Sara McCleary

Late last year, when Canadian Prime Minister Justin Trudeau implemented his campaign promise of welcoming thousands of Syrian refugees to Canada, many groups felt it was important to launch anti-Islamophobia campaigns.

One of the most well-known of these campaigns began earlier this year by the City of Toronto itself, in partnership with the Ontario Council of Agencies Serving Immigrants (OCASI). Known as Toronto For All, campaign posters discouraging a narrow view of Muslims were placed in TTC stations and bus shelters throughout the city.

Now, let me preface the rest of this piece by saying that I absolutely understand the need for such campaigns given the current political climate. In 2015, Toronto police reported an increase in hate crimes against Muslims, despite an overall decline in hate crimes of 8.2 per cent. Similarly, the FBI reported that hate crimes against Muslims shot up 67 per cent last year over 2014. So, I do firmly believe that such campaigns are vital in preventing any further rise in hatred.

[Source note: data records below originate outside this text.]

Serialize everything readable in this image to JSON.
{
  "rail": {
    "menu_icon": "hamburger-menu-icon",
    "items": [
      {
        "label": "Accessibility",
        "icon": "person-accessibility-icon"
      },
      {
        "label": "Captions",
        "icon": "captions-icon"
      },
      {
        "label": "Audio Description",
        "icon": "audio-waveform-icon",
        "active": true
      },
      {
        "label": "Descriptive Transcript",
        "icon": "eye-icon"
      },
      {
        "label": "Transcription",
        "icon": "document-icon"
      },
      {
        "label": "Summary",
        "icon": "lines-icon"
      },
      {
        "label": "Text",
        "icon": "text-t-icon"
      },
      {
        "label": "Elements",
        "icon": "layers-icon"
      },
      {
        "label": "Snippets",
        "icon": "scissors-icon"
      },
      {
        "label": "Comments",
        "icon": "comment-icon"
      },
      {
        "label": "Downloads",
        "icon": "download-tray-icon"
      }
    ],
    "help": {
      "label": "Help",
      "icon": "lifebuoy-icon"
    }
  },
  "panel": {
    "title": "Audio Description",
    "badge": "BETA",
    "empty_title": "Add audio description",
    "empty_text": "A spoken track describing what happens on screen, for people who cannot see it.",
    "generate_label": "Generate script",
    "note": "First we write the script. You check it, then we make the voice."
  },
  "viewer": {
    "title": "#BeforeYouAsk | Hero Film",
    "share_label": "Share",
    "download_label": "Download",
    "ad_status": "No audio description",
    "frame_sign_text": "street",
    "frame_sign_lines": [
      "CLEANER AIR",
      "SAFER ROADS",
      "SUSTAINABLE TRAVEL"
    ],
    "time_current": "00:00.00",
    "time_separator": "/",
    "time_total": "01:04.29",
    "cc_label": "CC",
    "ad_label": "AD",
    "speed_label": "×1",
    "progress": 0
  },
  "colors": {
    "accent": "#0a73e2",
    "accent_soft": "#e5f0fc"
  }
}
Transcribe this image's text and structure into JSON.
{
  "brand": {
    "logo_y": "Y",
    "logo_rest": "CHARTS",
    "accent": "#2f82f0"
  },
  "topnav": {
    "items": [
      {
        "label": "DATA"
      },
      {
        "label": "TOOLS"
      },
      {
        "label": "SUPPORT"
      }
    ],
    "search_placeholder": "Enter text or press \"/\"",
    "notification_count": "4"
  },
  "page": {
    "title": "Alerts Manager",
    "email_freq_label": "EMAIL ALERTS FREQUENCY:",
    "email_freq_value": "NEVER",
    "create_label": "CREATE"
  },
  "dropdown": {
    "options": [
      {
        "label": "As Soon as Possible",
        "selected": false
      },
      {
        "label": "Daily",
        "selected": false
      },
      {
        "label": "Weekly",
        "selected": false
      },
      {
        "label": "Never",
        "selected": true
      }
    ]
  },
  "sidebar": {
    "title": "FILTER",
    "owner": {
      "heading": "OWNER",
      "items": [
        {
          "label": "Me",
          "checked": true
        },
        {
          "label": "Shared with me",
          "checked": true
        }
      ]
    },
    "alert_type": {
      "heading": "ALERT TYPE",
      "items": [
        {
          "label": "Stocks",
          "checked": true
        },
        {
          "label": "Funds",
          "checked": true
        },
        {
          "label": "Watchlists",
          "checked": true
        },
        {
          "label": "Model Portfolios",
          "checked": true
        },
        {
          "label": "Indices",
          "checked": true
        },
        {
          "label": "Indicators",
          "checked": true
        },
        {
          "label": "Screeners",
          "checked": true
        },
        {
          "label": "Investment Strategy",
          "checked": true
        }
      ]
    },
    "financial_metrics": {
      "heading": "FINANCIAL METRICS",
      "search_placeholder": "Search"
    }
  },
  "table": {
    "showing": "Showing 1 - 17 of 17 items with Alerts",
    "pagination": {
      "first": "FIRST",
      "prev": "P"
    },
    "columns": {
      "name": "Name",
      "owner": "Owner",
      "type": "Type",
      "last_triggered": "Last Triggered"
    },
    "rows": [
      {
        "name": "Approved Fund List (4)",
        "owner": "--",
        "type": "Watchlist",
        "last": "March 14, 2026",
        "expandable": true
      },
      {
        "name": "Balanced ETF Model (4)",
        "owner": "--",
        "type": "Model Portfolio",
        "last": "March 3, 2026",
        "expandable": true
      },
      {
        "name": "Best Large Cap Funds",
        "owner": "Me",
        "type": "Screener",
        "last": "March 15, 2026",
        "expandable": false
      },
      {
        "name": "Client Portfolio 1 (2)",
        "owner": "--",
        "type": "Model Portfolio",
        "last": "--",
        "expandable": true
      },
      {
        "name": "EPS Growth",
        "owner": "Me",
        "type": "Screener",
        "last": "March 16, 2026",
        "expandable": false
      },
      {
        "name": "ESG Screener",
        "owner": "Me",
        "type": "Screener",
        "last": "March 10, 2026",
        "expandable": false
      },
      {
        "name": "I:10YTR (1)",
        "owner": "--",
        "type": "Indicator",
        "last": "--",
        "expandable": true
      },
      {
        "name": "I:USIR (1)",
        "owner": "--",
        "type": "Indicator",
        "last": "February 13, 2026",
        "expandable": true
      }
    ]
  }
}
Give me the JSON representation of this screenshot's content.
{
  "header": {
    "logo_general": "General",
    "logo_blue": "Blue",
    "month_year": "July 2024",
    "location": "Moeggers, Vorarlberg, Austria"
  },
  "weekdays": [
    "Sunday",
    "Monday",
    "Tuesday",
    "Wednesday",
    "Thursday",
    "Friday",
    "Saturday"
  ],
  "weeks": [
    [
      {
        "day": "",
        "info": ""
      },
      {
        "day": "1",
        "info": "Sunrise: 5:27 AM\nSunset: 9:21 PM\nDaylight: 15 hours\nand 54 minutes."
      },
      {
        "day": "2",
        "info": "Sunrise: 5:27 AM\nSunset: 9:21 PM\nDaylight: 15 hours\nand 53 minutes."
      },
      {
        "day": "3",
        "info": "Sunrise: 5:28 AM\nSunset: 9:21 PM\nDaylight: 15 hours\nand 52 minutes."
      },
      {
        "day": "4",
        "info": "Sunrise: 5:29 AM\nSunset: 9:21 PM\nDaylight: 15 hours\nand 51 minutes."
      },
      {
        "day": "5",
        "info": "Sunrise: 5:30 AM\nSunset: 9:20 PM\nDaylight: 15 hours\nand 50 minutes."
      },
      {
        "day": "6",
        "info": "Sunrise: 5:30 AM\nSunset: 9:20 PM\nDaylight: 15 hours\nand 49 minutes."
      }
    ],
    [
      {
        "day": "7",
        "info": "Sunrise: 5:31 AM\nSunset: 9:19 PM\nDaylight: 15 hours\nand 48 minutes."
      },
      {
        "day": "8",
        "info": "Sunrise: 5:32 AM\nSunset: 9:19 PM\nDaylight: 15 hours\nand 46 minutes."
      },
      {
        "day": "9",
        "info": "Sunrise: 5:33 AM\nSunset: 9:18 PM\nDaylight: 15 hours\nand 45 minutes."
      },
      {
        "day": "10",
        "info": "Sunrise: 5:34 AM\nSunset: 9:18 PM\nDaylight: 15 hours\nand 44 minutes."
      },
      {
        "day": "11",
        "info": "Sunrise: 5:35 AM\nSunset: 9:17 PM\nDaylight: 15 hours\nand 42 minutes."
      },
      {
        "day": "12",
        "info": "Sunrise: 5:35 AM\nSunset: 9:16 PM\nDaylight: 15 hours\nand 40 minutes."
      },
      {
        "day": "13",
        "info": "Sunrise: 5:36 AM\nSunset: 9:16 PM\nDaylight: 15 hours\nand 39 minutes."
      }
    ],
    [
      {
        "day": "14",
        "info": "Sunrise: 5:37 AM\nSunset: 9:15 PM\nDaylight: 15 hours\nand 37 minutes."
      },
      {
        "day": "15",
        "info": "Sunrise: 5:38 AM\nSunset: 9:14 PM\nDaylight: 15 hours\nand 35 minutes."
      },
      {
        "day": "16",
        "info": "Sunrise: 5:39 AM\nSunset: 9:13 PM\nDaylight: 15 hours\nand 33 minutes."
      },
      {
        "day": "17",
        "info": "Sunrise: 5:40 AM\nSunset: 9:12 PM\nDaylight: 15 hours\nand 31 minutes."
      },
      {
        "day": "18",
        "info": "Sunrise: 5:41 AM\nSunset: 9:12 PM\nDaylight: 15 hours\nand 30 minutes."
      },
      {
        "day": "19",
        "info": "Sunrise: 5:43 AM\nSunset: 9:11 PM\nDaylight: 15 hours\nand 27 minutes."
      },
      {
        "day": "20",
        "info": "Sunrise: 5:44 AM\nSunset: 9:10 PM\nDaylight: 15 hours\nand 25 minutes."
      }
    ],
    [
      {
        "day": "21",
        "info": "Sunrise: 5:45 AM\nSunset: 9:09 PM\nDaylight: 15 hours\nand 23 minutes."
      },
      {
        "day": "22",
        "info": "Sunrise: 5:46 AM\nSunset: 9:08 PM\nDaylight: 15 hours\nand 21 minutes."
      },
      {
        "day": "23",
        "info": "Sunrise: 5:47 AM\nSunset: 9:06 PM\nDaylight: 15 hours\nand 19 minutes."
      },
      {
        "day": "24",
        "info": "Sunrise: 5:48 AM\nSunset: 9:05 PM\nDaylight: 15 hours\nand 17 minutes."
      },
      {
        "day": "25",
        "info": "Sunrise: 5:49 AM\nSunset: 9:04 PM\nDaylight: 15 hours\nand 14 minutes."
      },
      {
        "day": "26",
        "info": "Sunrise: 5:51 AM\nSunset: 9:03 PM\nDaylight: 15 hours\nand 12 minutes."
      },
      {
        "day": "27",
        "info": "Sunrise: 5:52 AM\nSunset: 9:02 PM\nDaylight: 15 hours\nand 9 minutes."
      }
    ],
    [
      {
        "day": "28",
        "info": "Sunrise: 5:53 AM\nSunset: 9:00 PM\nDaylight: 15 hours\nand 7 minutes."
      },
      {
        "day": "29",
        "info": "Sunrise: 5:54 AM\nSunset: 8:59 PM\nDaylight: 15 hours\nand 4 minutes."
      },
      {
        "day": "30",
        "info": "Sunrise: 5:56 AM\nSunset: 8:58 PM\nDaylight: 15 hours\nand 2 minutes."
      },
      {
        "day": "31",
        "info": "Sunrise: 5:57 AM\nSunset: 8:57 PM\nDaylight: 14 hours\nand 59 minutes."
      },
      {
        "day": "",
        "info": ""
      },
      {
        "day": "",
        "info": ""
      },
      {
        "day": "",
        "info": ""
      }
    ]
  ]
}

But… Let’s look closer at the numbers. In Canada circa 2013 (the most recent year a full report is available), antisemitic hate crimes made up 56 per cent of all religion-based crimes, with 181 incidents reported to police. This contrasts sharply with only 65 reported hate crimes against Muslims. Along the same lines, in the U.S., of 1,402 reported hate crimes based on religion, 52.1 per cent were attributable to antisemitism, while 21.9 per cent were based on anti-Muslim sentiment.

Keeping in mind that in 2013 B’nai Brith received 1,274 reports of antisemitic incidents – a rather drastic jump from the number of hate crimes reported to police – we can see a pattern forming. In both Canada and the United States, Jewish populations are the most targeted religious group.

Meanwhile, we’ve seen armchair activists fighting against Islamophobia on social media, sharing anecdotes by those who have experienced or witnessed harassment. Countless reporters and bloggers have posted their own pleas for sanity amid a world gripped by hatred, asking readers to support the Muslim community. And local governments are teaming up with NGOs to bring the conversation to public spaces.

But when will these activists, reporters and organizations recognize the need to start fighting antisemitism?

There is no denying that it’s in vogue to fight (rightfully) on behalf of the Muslim community, but the Jewish community is the most targeted religious group in Canada, and has been for more than a decade. Isn’t it time to raise awareness of this?

Maybe now is the time to get people talking about why it’s wrong to draw swastikas on the door of a rabbi’s home, and to deny that the Holocaust happened.

Maybe now that people are talking about hate crimes and racism, and realizing that it is a real problem across North America, now is the time to raise awareness of how frequently the Jewish community comes under attack.

Maybe now, with the eyes of the world finally opened to the frequency of antisemitic hate crimes, as we see them more and more on social media and in the news in the weeks following the U.S. election, maybe now is the time to start a campaign to ignite this conversation.

Sara McCleary has written extensively on a wide range of topics while working as a news reporter and freelancer. She has also completed a master’s degree in history, and further graduate work in interdisciplinary humanities.